# [WHAT TO DO]
Reproduce the listing word for word. Skip any image.

**********

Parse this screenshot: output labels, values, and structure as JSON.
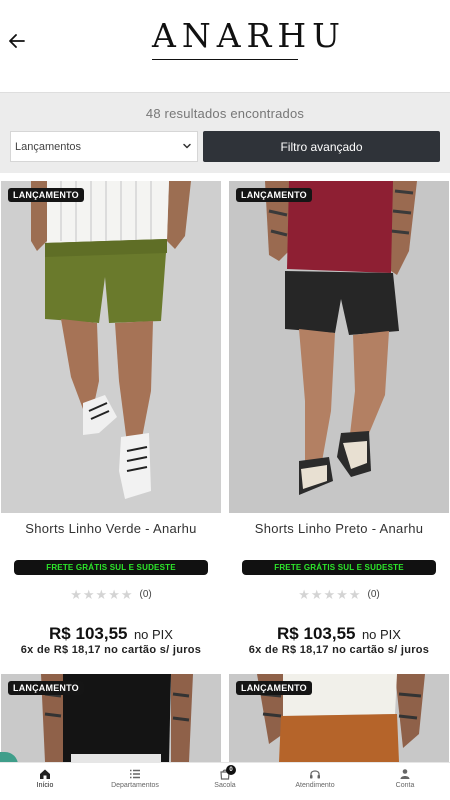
{
  "header": {
    "logo_text": "ANARHU"
  },
  "filters": {
    "results_text": "48 resultados encontrados",
    "sort_value": "Lançamentos",
    "advanced_label": "Filtro avançado"
  },
  "products": [
    {
      "badge": "LANÇAMENTO",
      "title": "Shorts Linho Verde - Anarhu",
      "shipping": "FRETE GRÁTIS SUL E SUDESTE",
      "rating_count": "(0)",
      "price": "R$ 103,55",
      "price_suffix": "no PIX",
      "installments": "6x de R$ 18,17 no cartão s/ juros"
    },
    {
      "badge": "LANÇAMENTO",
      "title": "Shorts Linho Preto - Anarhu",
      "shipping": "FRETE GRÁTIS SUL E SUDESTE",
      "rating_count": "(0)",
      "price": "R$ 103,55",
      "price_suffix": "no PIX",
      "installments": "6x de R$ 18,17 no cartão s/ juros"
    },
    {
      "badge": "LANÇAMENTO"
    },
    {
      "badge": "LANÇAMENTO"
    }
  ],
  "bottom_nav": {
    "items": [
      {
        "label": "Início",
        "icon": "home-icon"
      },
      {
        "label": "Departamentos",
        "icon": "list-icon"
      },
      {
        "label": "Sacola",
        "icon": "bag-icon",
        "badge": "0"
      },
      {
        "label": "Atendimento",
        "icon": "headset-icon"
      },
      {
        "label": "Conta",
        "icon": "user-icon"
      }
    ]
  },
  "colors": {
    "accent_dark": "#2f3339",
    "shipping_text": "#2de62b",
    "chat_button": "#3f9e8a"
  }
}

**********

# [ANSWER BOX]
Parse this screenshot: output labels, values, and structure as JSON.
{
  "header": {
    "logo_text": "ANARHU"
  },
  "filters": {
    "results_text": "48 resultados encontrados",
    "sort_value": "Lançamentos",
    "advanced_label": "Filtro avançado"
  },
  "products": [
    {
      "badge": "LANÇAMENTO",
      "title": "Shorts Linho Verde - Anarhu",
      "shipping": "FRETE GRÁTIS SUL E SUDESTE",
      "rating_count": "(0)",
      "price": "R$ 103,55",
      "price_suffix": "no PIX",
      "installments": "6x de R$ 18,17 no cartão s/ juros"
    },
    {
      "badge": "LANÇAMENTO",
      "title": "Shorts Linho Preto - Anarhu",
      "shipping": "FRETE GRÁTIS SUL E SUDESTE",
      "rating_count": "(0)",
      "price": "R$ 103,55",
      "price_suffix": "no PIX",
      "installments": "6x de R$ 18,17 no cartão s/ juros"
    },
    {
      "badge": "LANÇAMENTO"
    },
    {
      "badge": "LANÇAMENTO"
    }
  ],
  "bottom_nav": {
    "items": [
      {
        "label": "Início",
        "icon": "home-icon"
      },
      {
        "label": "Departamentos",
        "icon": "list-icon"
      },
      {
        "label": "Sacola",
        "icon": "bag-icon",
        "badge": "0"
      },
      {
        "label": "Atendimento",
        "icon": "headset-icon"
      },
      {
        "label": "Conta",
        "icon": "user-icon"
      }
    ]
  },
  "colors": {
    "accent_dark": "#2f3339",
    "shipping_text": "#2de62b",
    "chat_button": "#3f9e8a"
  }
}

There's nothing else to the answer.